According to River Walk history, it seems Alfred Beyer had an appliance
store at street level that was losing money to department stores. Being what
in modern terms is called an “out of the box” thinker, he excavated his
basement of the store, built stairs down to the River, and opened what has
remained a popular Mexican restaurant. According to the local history, Beyer
discovered remnants of a Spanish-era home which have been preserved as part
of the restaurant.
The River Walk is a “feel good” place. You go
there for a day and its ambiance with its natural gardens, old fashioned
lamp posts, stone pathways and bridges puts you back in time and makes you
feel good or, at least, possibly feel better than before you got there!
About the Author:
Ph.D., spent 35 years in Adult Education and Adult Literacy Education.
She has also spent the past 25 years writing and traveling - turning her
favorite hobbies into her occupation. As avid traveler, Shelia has
visited cities around the glob including living and working in South Korea
and South Vietnam for two years. Places she have visited include
cities throughout the US and to Mexico, France, Germany, Japan, Hong Kong,
England, Puerto Rico, and Aruba. Sheila who resides in Texas specializes in
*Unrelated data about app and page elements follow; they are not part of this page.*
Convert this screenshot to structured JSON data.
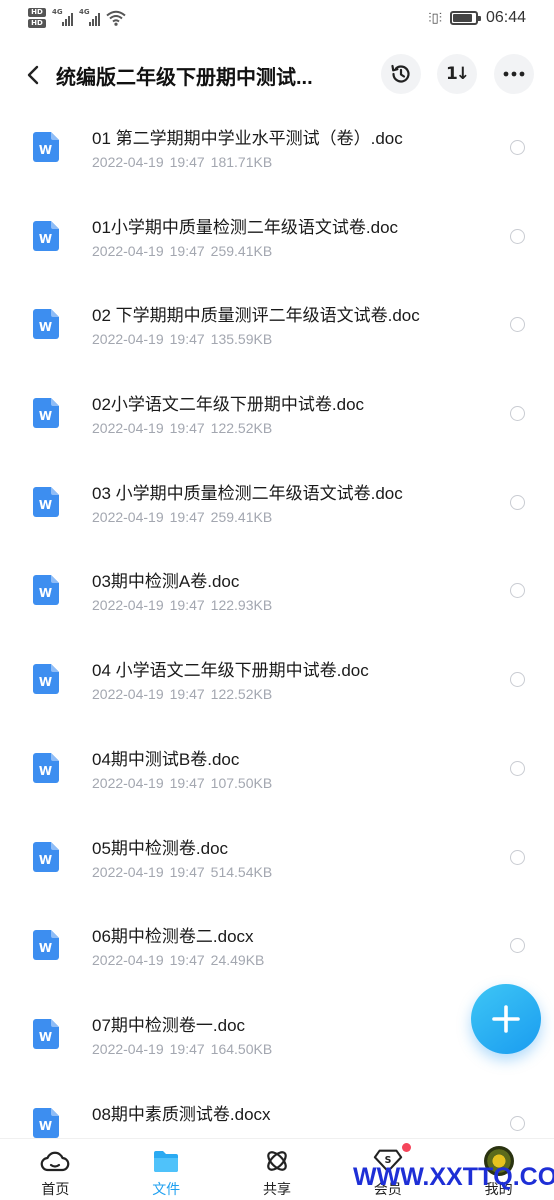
{
  "status_bar": {
    "time": "06:44",
    "hd1": "HD",
    "hd2": "HD",
    "net1": "4G",
    "net2": "4G",
    "battery_level": 0.85,
    "icons": [
      "signal-icon",
      "wifi-icon",
      "vibrate-icon",
      "battery-icon"
    ]
  },
  "header": {
    "title": "统编版二年级下册期中测试...",
    "sort_glyph": "1↓",
    "icons": [
      "back-icon",
      "history-icon",
      "sort-icon",
      "more-icon"
    ]
  },
  "files": [
    {
      "name": "01 第二学期期中学业水平测试（卷）.doc",
      "date": "2022-04-19",
      "time": "19:47",
      "size": "181.71KB"
    },
    {
      "name": "01小学期中质量检测二年级语文试卷.doc",
      "date": "2022-04-19",
      "time": "19:47",
      "size": "259.41KB"
    },
    {
      "name": "02 下学期期中质量测评二年级语文试卷.doc",
      "date": "2022-04-19",
      "time": "19:47",
      "size": "135.59KB"
    },
    {
      "name": "02小学语文二年级下册期中试卷.doc",
      "date": "2022-04-19",
      "time": "19:47",
      "size": "122.52KB"
    },
    {
      "name": "03 小学期中质量检测二年级语文试卷.doc",
      "date": "2022-04-19",
      "time": "19:47",
      "size": "259.41KB"
    },
    {
      "name": "03期中检测A卷.doc",
      "date": "2022-04-19",
      "time": "19:47",
      "size": "122.93KB"
    },
    {
      "name": "04 小学语文二年级下册期中试卷.doc",
      "date": "2022-04-19",
      "time": "19:47",
      "size": "122.52KB"
    },
    {
      "name": "04期中测试B卷.doc",
      "date": "2022-04-19",
      "time": "19:47",
      "size": "107.50KB"
    },
    {
      "name": "05期中检测卷.doc",
      "date": "2022-04-19",
      "time": "19:47",
      "size": "514.54KB"
    },
    {
      "name": "06期中检测卷二.docx",
      "date": "2022-04-19",
      "time": "19:47",
      "size": "24.49KB"
    },
    {
      "name": "07期中检测卷一.doc",
      "date": "2022-04-19",
      "time": "19:47",
      "size": "164.50KB"
    },
    {
      "name": "08期中素质测试卷.docx",
      "date": "",
      "time": "",
      "size": ""
    }
  ],
  "file_icon_letter": "W",
  "colors": {
    "accent": "#1fa0f0",
    "doc_icon": "#3d8ef0",
    "meta_text": "#a3a7b0",
    "badge": "#f5455b"
  },
  "bottom_nav": [
    {
      "label": "首页",
      "icon": "cloud-home-icon",
      "active": false
    },
    {
      "label": "文件",
      "icon": "folder-icon",
      "active": true
    },
    {
      "label": "共享",
      "icon": "share-icon",
      "active": false
    },
    {
      "label": "会员",
      "icon": "vip-icon",
      "active": false
    },
    {
      "label": "我的",
      "icon": "avatar",
      "active": false
    }
  ],
  "vip_glyph": "S",
  "watermark": "WWW.XXTTQ.COM"
}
writing about the history and cultural aspects of a travel location. (More
about this writer.)